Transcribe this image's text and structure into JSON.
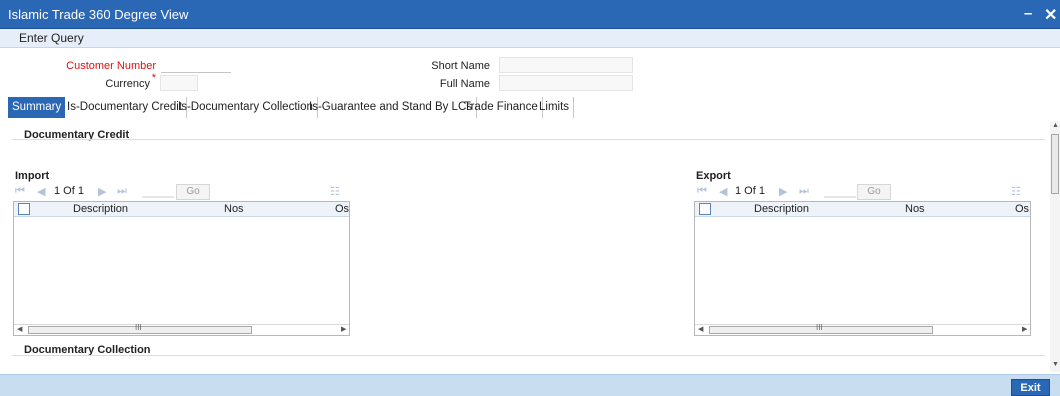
{
  "window": {
    "title": "Islamic Trade 360 Degree View",
    "min_symbol": "–",
    "close_symbol": "✕"
  },
  "menu": {
    "enter_query": "Enter Query"
  },
  "form": {
    "customer_number_label": "Customer Number",
    "required_mark": "*",
    "currency_label": "Currency",
    "short_name_label": "Short Name",
    "full_name_label": "Full Name",
    "customer_number_value": "",
    "currency_value": "",
    "short_name_value": "",
    "full_name_value": ""
  },
  "tabs": [
    {
      "label": "Summary",
      "active": true
    },
    {
      "label": "Is-Documentary Credit",
      "active": false
    },
    {
      "label": "Is-Documentary Collection",
      "active": false
    },
    {
      "label": "Is-Guarantee and Stand By LCs",
      "active": false
    },
    {
      "label": "Trade Finance",
      "active": false
    },
    {
      "label": "Limits",
      "active": false
    }
  ],
  "sections": {
    "documentary_credit": "Documentary Credit",
    "documentary_collection": "Documentary Collection"
  },
  "grids": {
    "import": {
      "title": "Import",
      "page_text": "1 Of 1",
      "go_label": "Go",
      "columns": [
        "Description",
        "Nos",
        "Os"
      ]
    },
    "export": {
      "title": "Export",
      "page_text": "1 Of 1",
      "go_label": "Go",
      "columns": [
        "Description",
        "Nos",
        "Os"
      ]
    }
  },
  "pager_icons": {
    "first": "⏮",
    "prev": "◀",
    "next": "▶",
    "last": "⏭",
    "columns": "☷"
  },
  "scroll_grip": "III",
  "footer": {
    "exit_label": "Exit"
  }
}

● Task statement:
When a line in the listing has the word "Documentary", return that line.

● Answer box:
      "label": "Is-Documentary Credit",
      "label": "Is-Documentary Collection",
    "documentary_credit": "Documentary Credit",
    "documentary_collection": "Documentary Collection"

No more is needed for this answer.